> What this task involves
Word for word, reproduce the records, keeping none of the pictures.
━━━━━ Material supplied
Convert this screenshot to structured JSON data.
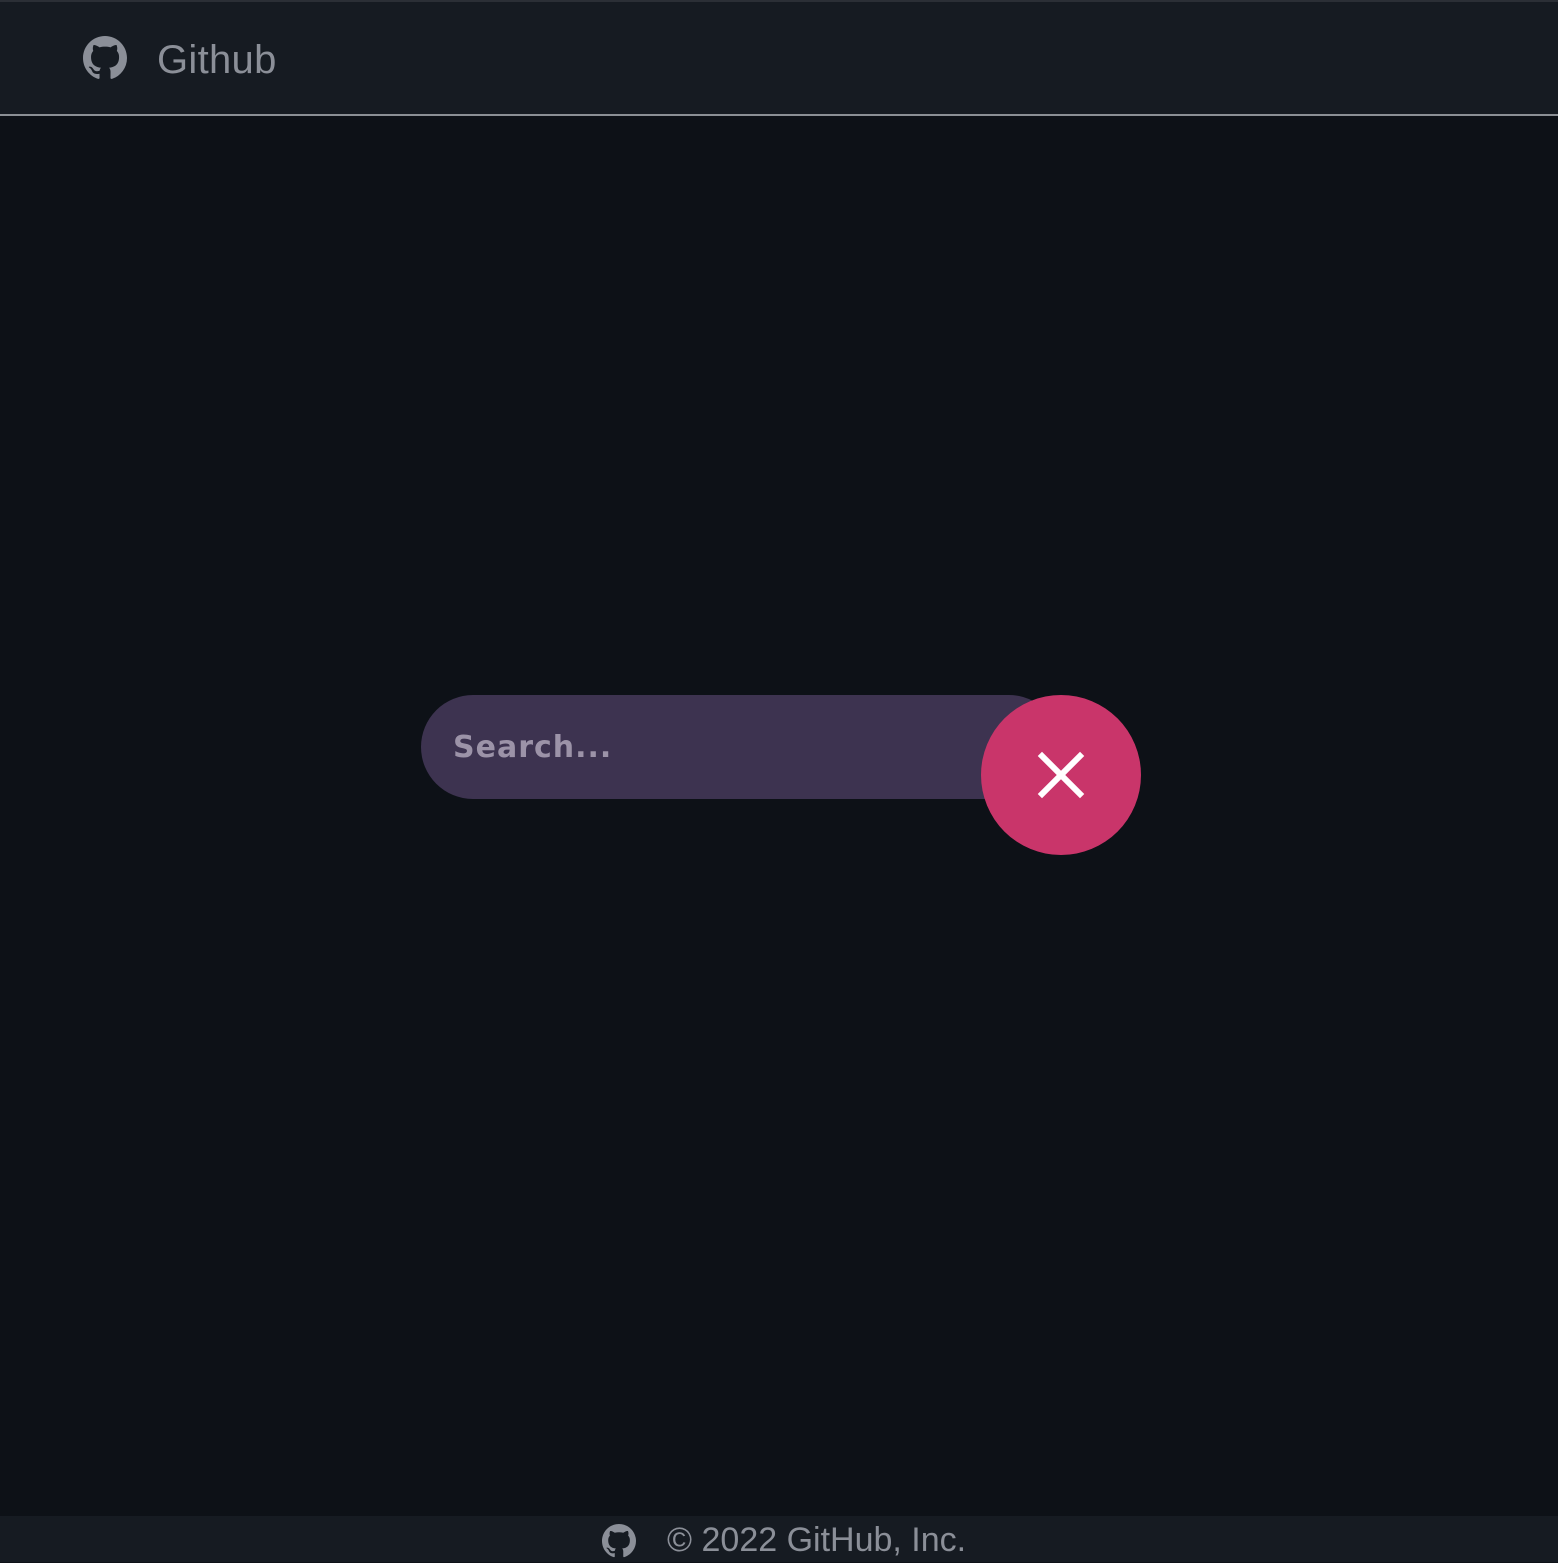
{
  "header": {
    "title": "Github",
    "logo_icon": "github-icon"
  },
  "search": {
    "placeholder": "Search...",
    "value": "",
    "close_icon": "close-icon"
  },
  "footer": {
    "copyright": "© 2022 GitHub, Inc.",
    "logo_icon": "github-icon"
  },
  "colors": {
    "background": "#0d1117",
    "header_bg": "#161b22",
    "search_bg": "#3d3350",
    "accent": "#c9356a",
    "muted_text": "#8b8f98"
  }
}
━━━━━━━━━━
> Result for this exercise
Convert this screenshot to structured JSON data.
{
  "header": {
    "title": "Github",
    "logo_icon": "github-icon"
  },
  "search": {
    "placeholder": "Search...",
    "value": "",
    "close_icon": "close-icon"
  },
  "footer": {
    "copyright": "© 2022 GitHub, Inc.",
    "logo_icon": "github-icon"
  },
  "colors": {
    "background": "#0d1117",
    "header_bg": "#161b22",
    "search_bg": "#3d3350",
    "accent": "#c9356a",
    "muted_text": "#8b8f98"
  }
}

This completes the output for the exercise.